Adapted from All God’s Children by Terence Lester
Adapted from Chapter 3, “God is Justice”
The word justice appears hundreds of times in the Bible.
At its core, biblical justice is about making wrongs right. It’s looking at something that has been shattered and offering solutions to piece it back together. God’s justice is supreme. God looks at a broken world where there is so much wrong and promises to make it right in the new earth and new heaven. Part of bringing heaven to earth is initiating this justice and ensuring that those who have been wronged by injustice get a chance to experience life-giving justice when things are made right for them. No, this does not mean replacing God or forming our own version of heaven on earth, but it also does not mean that we should allow those who are marginalized by injustice to suffer. God is the ultimate judge, and there are some wrongs that will only be made right after this life is over, but part of having a strong theology of justice is recognizing that our lives play a small part in bringing God’s justice to earth.
During my undergraduate studies, the hardest class for me to grasp was systematic theology, as I struggled to understand how a benevolent God could allow evil in the world. I learned there are various forms of natural evil, such as earthquakes and diseases. And then there is general evil, which is generated by a sinful person making horrible decisions that affect the lives of others.
A quick scan of history reveals that the evil and unjust intentions of one individual can bring untold devastation to the world. Genghis Khan was responsible for the death of over forty million people in the Mongol Empire. Joseph Stalin murdered twenty million Russians. Mao Zedong instigated the death of nearly fifty million Chinese people. Adolf Hitler ordered the death of millions of Jews. European slave traders were responsible for the death of nearly two million slaves during the transatlantic slave trade. Currently Vladimir Putin is killing innocent families, children, and anyone else in Ukraine who resists the Russian army. Some evangelical communities struggle to grasp the racial injustice happening right in their backyards or in their neighborhoods.
During my time as a pastor in this predominantly White congregation, there seemed to be a disconnect between the messages preached on Sundays and the injustice that plagued communities in our front and backyard throughout the week. We would sing about the goodness of God, but I would see people in the congregation drive past neighborhoods that were in dire need of help. It’s like the meme that says sometimes evangelicals fly overseas to take pictures with Black and Brown people and miss opportunities to right the wrongs that Black people face right around them. Instead of talking about the neighborhoods in a way that moved us to show up with God’s love and stand in solidarity with those who are oppressed, there was often a disdain for poor folks.
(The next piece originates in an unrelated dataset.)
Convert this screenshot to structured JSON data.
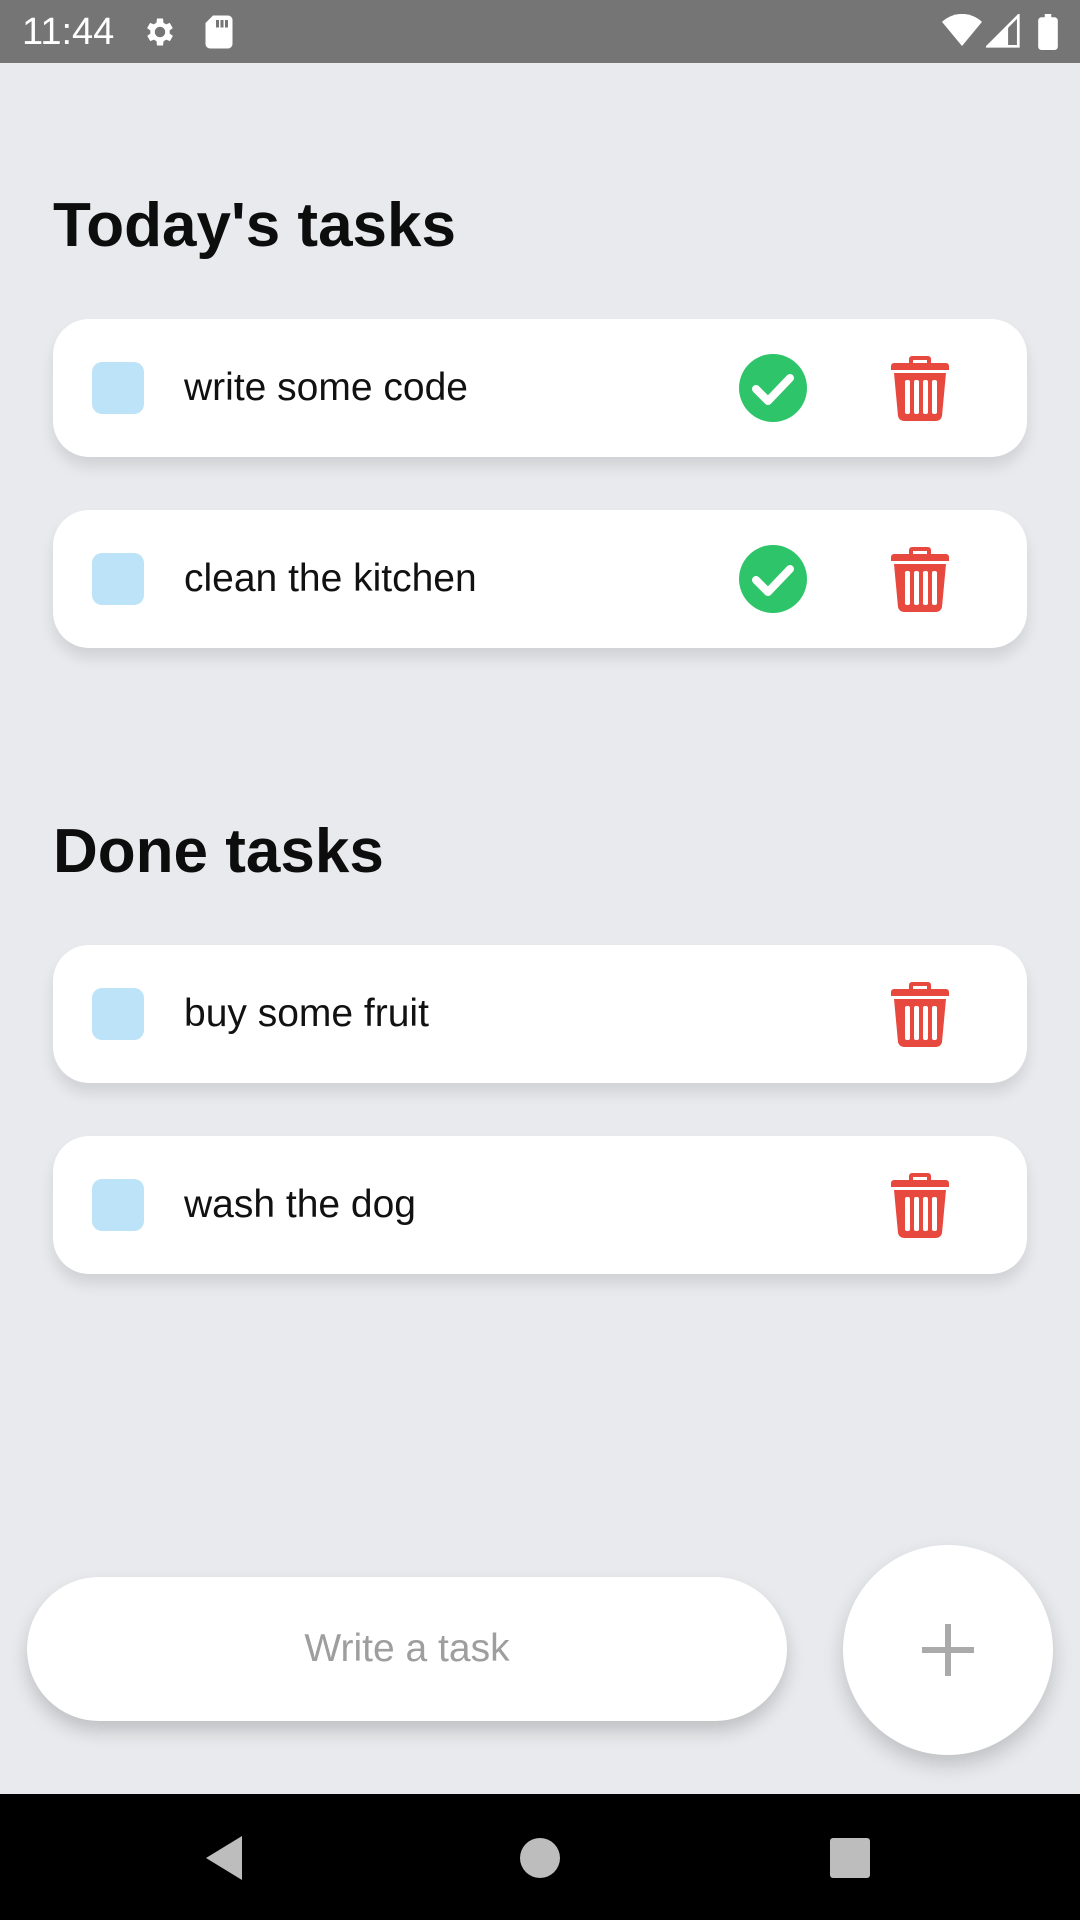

This stemmed from a weak public theology of justice.
For example, when there was an instance of police brutality in our community, the common response from those in our church was to speak up and say things like “Blue Lives Matter,” or “All Lives Matter.” I remember a Black police officer in the church stating that once he took off his uniform and drove in predominately White areas, he was still Black and afraid for his life, and when he was pulled over a few times by law enforcement himself, he still had the same shock and chills that all Black men face. As for the homelessness crisis, little was said about politicians who backed laws that made it more difficult for the unhoused population to survive.
A public theology of social justice is therefore critical. It affirms what we believe God says about any crisis we face and about what plagues the live of Black and Brown people every single day. Our gospel is not a social gospel, but it is social because it involves people. It has the power to affect people in their social contexts, offering good news for their social problems. What does God say about putting people in cages? What does he say about gun violence? War? The death penalty? What does he say about systemic injustice? A public theology asks, What does God have to say about the evil, injustice, and oppression that is happening in our world in real time? It is exegeting the cultural climate and giving understanding of what God has to say about what we find there.
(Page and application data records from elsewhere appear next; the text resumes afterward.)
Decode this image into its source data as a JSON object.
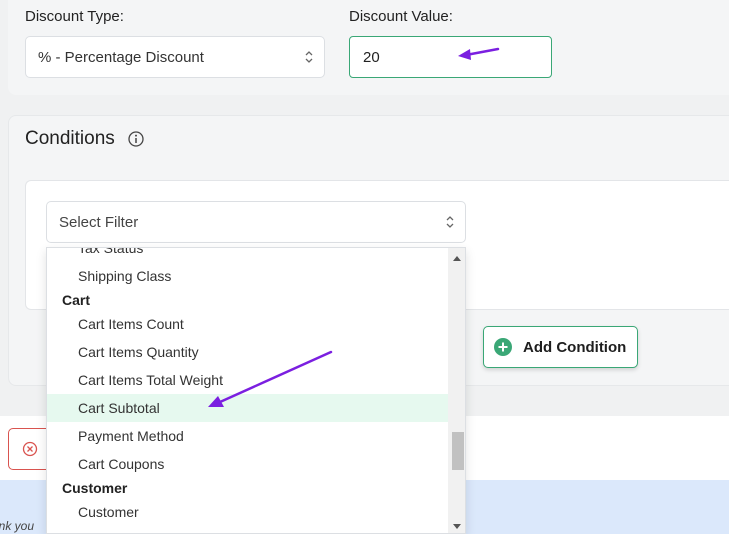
{
  "discount": {
    "type_label": "Discount Type:",
    "type_value": "% - Percentage Discount",
    "value_label": "Discount Value:",
    "value": "20"
  },
  "conditions": {
    "title": "Conditions",
    "filter_placeholder": "Select Filter",
    "add_button": "Add Condition"
  },
  "dropdown": {
    "items": [
      {
        "kind": "option",
        "label": "Tax Status"
      },
      {
        "kind": "option",
        "label": "Shipping Class"
      },
      {
        "kind": "group",
        "label": "Cart"
      },
      {
        "kind": "option",
        "label": "Cart Items Count"
      },
      {
        "kind": "option",
        "label": "Cart Items Quantity"
      },
      {
        "kind": "option",
        "label": "Cart Items Total Weight"
      },
      {
        "kind": "option",
        "label": "Cart Subtotal",
        "highlighted": true
      },
      {
        "kind": "option",
        "label": "Payment Method"
      },
      {
        "kind": "option",
        "label": "Cart Coupons"
      },
      {
        "kind": "group",
        "label": "Customer"
      },
      {
        "kind": "option",
        "label": "Customer"
      }
    ]
  },
  "footer": {
    "text": "ank you"
  },
  "colors": {
    "accent_green": "#3aa776",
    "highlight": "#e6f9ef",
    "annotation_arrow": "#7b1fe0",
    "cancel_red": "#d9534f"
  },
  "icons": [
    "chevron-updown-icon",
    "info-icon",
    "plus-circle-icon",
    "close-circle-icon",
    "arrow-annotation"
  ]
}
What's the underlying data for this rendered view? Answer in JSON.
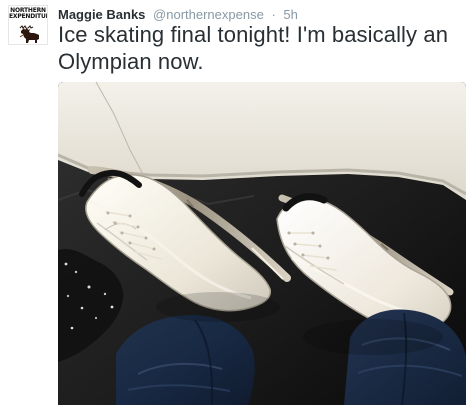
{
  "tweet": {
    "avatar": {
      "logo_text": "NORTHERN\nEXPENDITURE",
      "icon": "moose-logo"
    },
    "author": {
      "name": "Maggie Banks",
      "handle": "@northernexpense",
      "separator": "·",
      "timestamp": "5h"
    },
    "text": "Ice skating final tonight! I'm basically an Olympian now.",
    "media": {
      "type": "photo",
      "subject": "white ice skates"
    }
  },
  "colors": {
    "text_primary": "#292f33",
    "text_secondary": "#8899a6",
    "background": "#ffffff"
  }
}
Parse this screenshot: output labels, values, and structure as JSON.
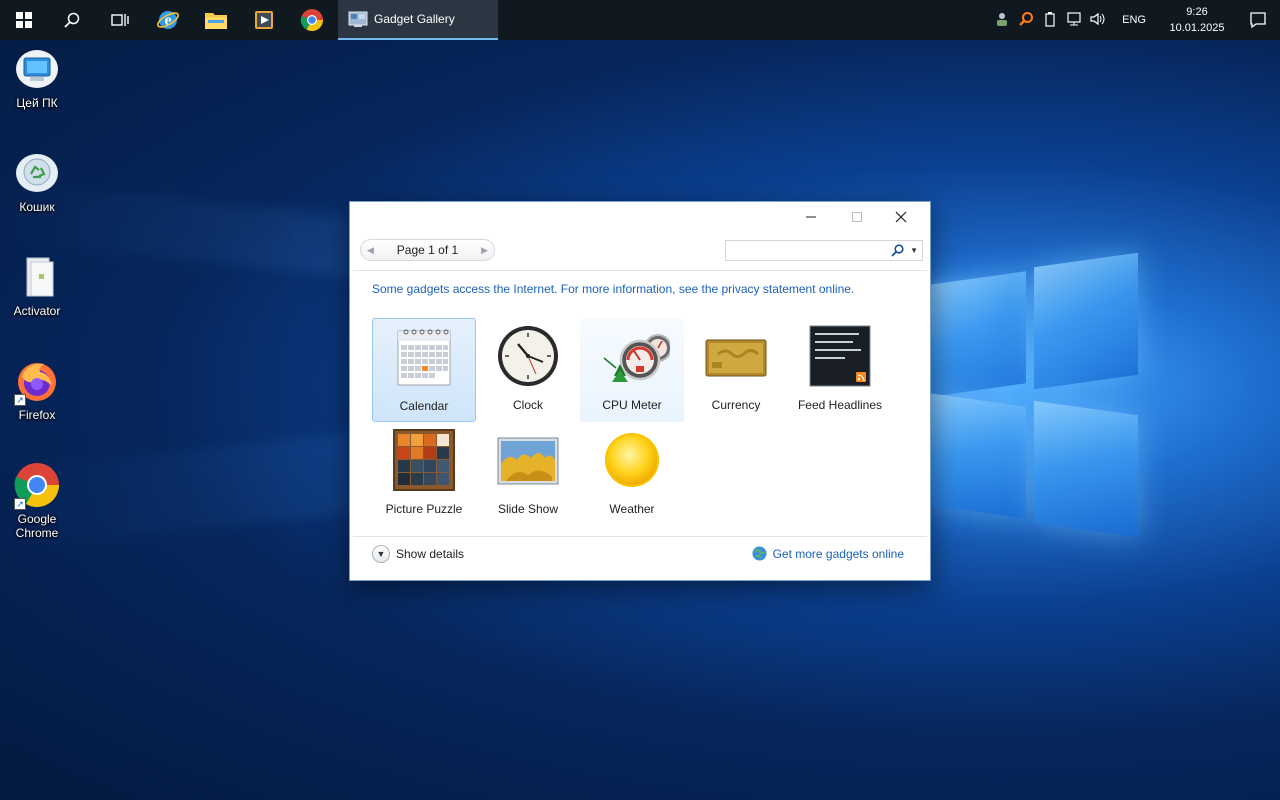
{
  "taskbar": {
    "active_window": "Gadget Gallery",
    "tray": {
      "language": "ENG",
      "time": "9:26",
      "date": "10.01.2025"
    }
  },
  "desktop": {
    "icons": [
      {
        "label": "Цей ПК"
      },
      {
        "label": "Кошик"
      },
      {
        "label": "Activator"
      },
      {
        "label": "Firefox"
      },
      {
        "label": "Google Chrome"
      }
    ]
  },
  "window": {
    "pager": {
      "label": "Page 1 of 1"
    },
    "search": {
      "value": "",
      "placeholder": ""
    },
    "notice": "Some gadgets access the Internet.  For more information, see the privacy statement online.",
    "gadgets": [
      {
        "label": "Calendar",
        "state": "selected"
      },
      {
        "label": "Clock"
      },
      {
        "label": "CPU Meter",
        "state": "hover"
      },
      {
        "label": "Currency"
      },
      {
        "label": "Feed Headlines"
      },
      {
        "label": "Picture Puzzle"
      },
      {
        "label": "Slide Show"
      },
      {
        "label": "Weather"
      }
    ],
    "show_details": "Show details",
    "get_more": "Get more gadgets online"
  },
  "colors": {
    "accent_link": "#1c63b7",
    "taskbar_bg": "#101820",
    "selection": "#cfe5fa"
  }
}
Unfortunately, when it comes to systemic social injustice against Black people in America, the common response among some Christian leaders is to navigate their way through the crisis as quickly as possible while never addressing the root causes of the problem. Some fear the potential personal consequences of speaking out against the issues, and others don’t concern themselves with such issues at all. They make the decision to remove themselves from the weight this injustice carries, which has its own consequences. As Henri Nouwen writes in Turning My Morning into Dancing, “Our efforts to disconnect ourselves from our own suffering end up disconnecting our suffering from God’s suffering for us.”
At the historically Black church where I served as the pastor of social justice and witness, I was given the space to lament, share my frustrations, and talk about what it meant to embody racial justice and take a stand against the evils of poverty, militarism, and anything that oppresses God’s children. At the predominately White church, we went straight to talking about forgiveness and racial reconciliation. But as Jemar Tisby rightly asks in How to Fight Racism, “If different races of people have never had conciliation how can they have re-conciliation?”
Only after we are committed to solidarity and justice can we take a hard look at some of the lies from the past and the misconceptions we harbor. Seeking justice takes us on a journey in search of the truth. And the first step along this journey is to uncover buried history and stand with those who have been unjustly treated.
Adapted from the forthcoming title All God’s Children: How Confronting Buried History Can Build Racial Solidarity by Terence Lester. ©2023 by Terence Brandon Lester Used by permission of InterVarsity Press. www.ivpress.com.